Black holes and compact stars as laboratories for fundamental physics
The landmark detection of gravitational waves has opened a new era in physics, giving access to the hitherto unexplored strong-gravity regime, where spacetime curvature is extreme and the relevant speed is close to the speed of light. In parallel to its countless astrophysical applications, this discovery can have also important implication for fundamental physics.
The aim of the DarkGRA* project - funded by the European Research Council (ERC-2017-StG) - is to investigate novel phenomena related to strong gravitational sources such as black holes and neutron stars - that can be used to turn these objects into cosmic labs, where matter in extreme conditions, particle physics, and the very foundations of Einstein's theory of gravity can be put to the test.

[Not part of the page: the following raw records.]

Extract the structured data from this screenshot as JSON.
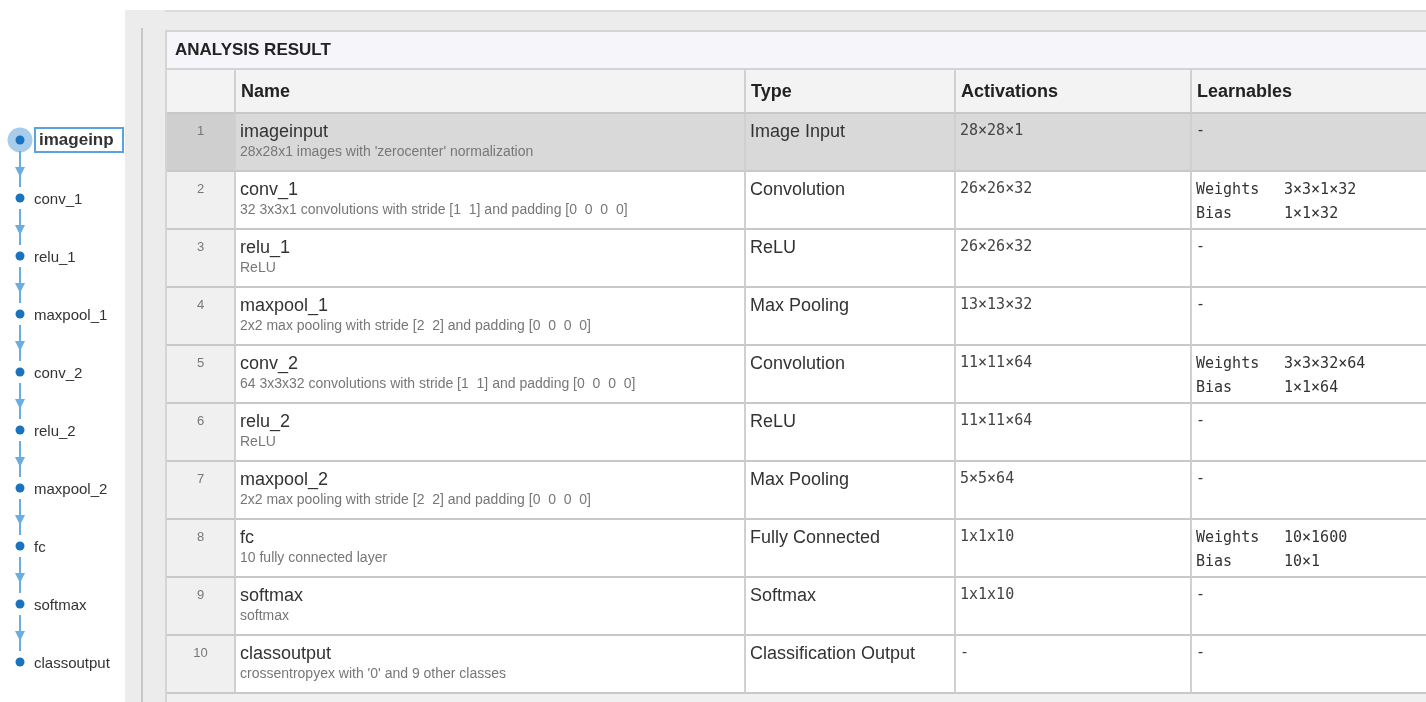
{
  "graph": {
    "nodes": [
      {
        "label": "imageinp",
        "selected": true
      },
      {
        "label": "conv_1",
        "selected": false
      },
      {
        "label": "relu_1",
        "selected": false
      },
      {
        "label": "maxpool_1",
        "selected": false
      },
      {
        "label": "conv_2",
        "selected": false
      },
      {
        "label": "relu_2",
        "selected": false
      },
      {
        "label": "maxpool_2",
        "selected": false
      },
      {
        "label": "fc",
        "selected": false
      },
      {
        "label": "softmax",
        "selected": false
      },
      {
        "label": "classoutput",
        "selected": false
      }
    ]
  },
  "analysis": {
    "title": "ANALYSIS RESULT",
    "columns": [
      "Name",
      "Type",
      "Activations",
      "Learnables"
    ],
    "rows": [
      {
        "number": "1",
        "name": "imageinput",
        "description": "28x28x1 images with 'zerocenter' normalization",
        "type": "Image Input",
        "activations": "28×28×1",
        "learnables": "-",
        "selected": true
      },
      {
        "number": "2",
        "name": "conv_1",
        "description": "32 3x3x1 convolutions with stride [1  1] and padding [0  0  0  0]",
        "type": "Convolution",
        "activations": "26×26×32",
        "learnables": [
          {
            "name": "Weights",
            "value": "3×3×1×32"
          },
          {
            "name": "Bias",
            "value": "1×1×32"
          }
        ],
        "selected": false
      },
      {
        "number": "3",
        "name": "relu_1",
        "description": "ReLU",
        "type": "ReLU",
        "activations": "26×26×32",
        "learnables": "-",
        "selected": false
      },
      {
        "number": "4",
        "name": "maxpool_1",
        "description": "2x2 max pooling with stride [2  2] and padding [0  0  0  0]",
        "type": "Max Pooling",
        "activations": "13×13×32",
        "learnables": "-",
        "selected": false
      },
      {
        "number": "5",
        "name": "conv_2",
        "description": "64 3x3x32 convolutions with stride [1  1] and padding [0  0  0  0]",
        "type": "Convolution",
        "activations": "11×11×64",
        "learnables": [
          {
            "name": "Weights",
            "value": "3×3×32×64"
          },
          {
            "name": "Bias",
            "value": "1×1×64"
          }
        ],
        "selected": false
      },
      {
        "number": "6",
        "name": "relu_2",
        "description": "ReLU",
        "type": "ReLU",
        "activations": "11×11×64",
        "learnables": "-",
        "selected": false
      },
      {
        "number": "7",
        "name": "maxpool_2",
        "description": "2x2 max pooling with stride [2  2] and padding [0  0  0  0]",
        "type": "Max Pooling",
        "activations": "5×5×64",
        "learnables": "-",
        "selected": false
      },
      {
        "number": "8",
        "name": "fc",
        "description": "10 fully connected layer",
        "type": "Fully Connected",
        "activations": "1x1x10",
        "learnables": [
          {
            "name": "Weights",
            "value": "10×1600"
          },
          {
            "name": "Bias",
            "value": "10×1"
          }
        ],
        "selected": false
      },
      {
        "number": "9",
        "name": "softmax",
        "description": "softmax",
        "type": "Softmax",
        "activations": "1x1x10",
        "learnables": "-",
        "selected": false
      },
      {
        "number": "10",
        "name": "classoutput",
        "description": "crossentropyex with '0' and 9 other classes",
        "type": "Classification Output",
        "activations": "-",
        "learnables": "-",
        "selected": false
      }
    ]
  }
}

We are exploring some outstanding, cross-cutting problems in fundamental physics: the nature of black holes and of spacetime singularities, the limits of classical gravity, the existence of extra light fields, and the effects of dark matter near compact objects.

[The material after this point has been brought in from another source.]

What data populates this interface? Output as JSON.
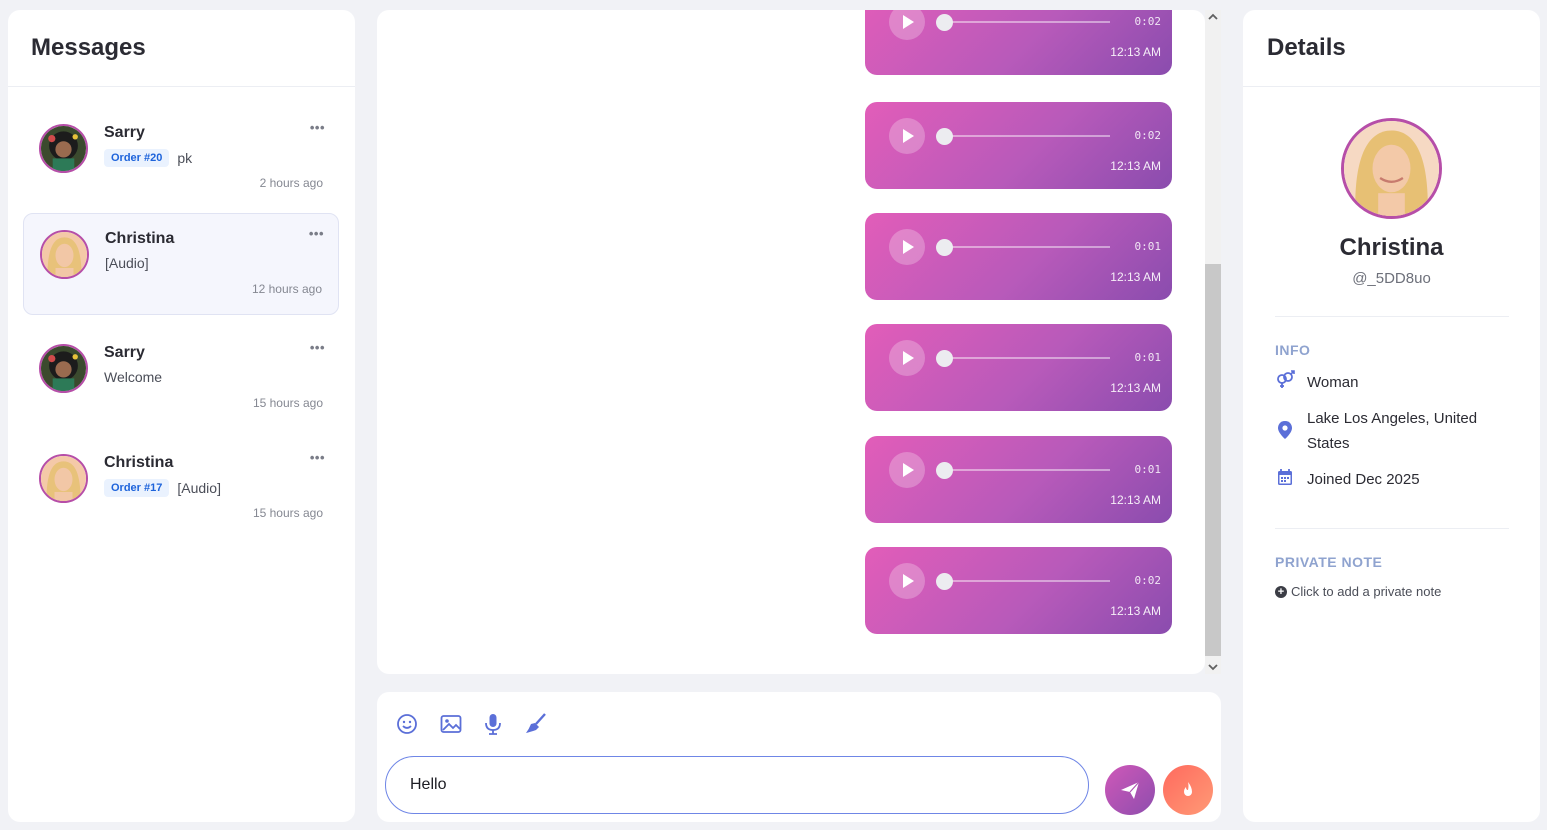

* Beside the catchword for gravity, GRA stands also for Grande Raccordo Anulare (lit., Great Ring Junction): a 68 km long motorway that encircles Rome and whose traffic jam reflects the infamous contradictions of the Eternal City.
Paolo Pani, PhD
Department of Physics, Sapienza University of Rome
- Sep 2017: Tests for the existence of black holes through gravitational wave echoes on Nature Astronomy
- Sep 2017: calls for postdoc positions to join DarkGRA team
- Aug 2017: the DarkGRA project was funded by ERC (ERC-2017-StG)
AS OUR ISLAND OF KNOWLEDGE GROWS, SO DOES THE SHORE OF OUR IGNORANCE
- JOHN WHEELER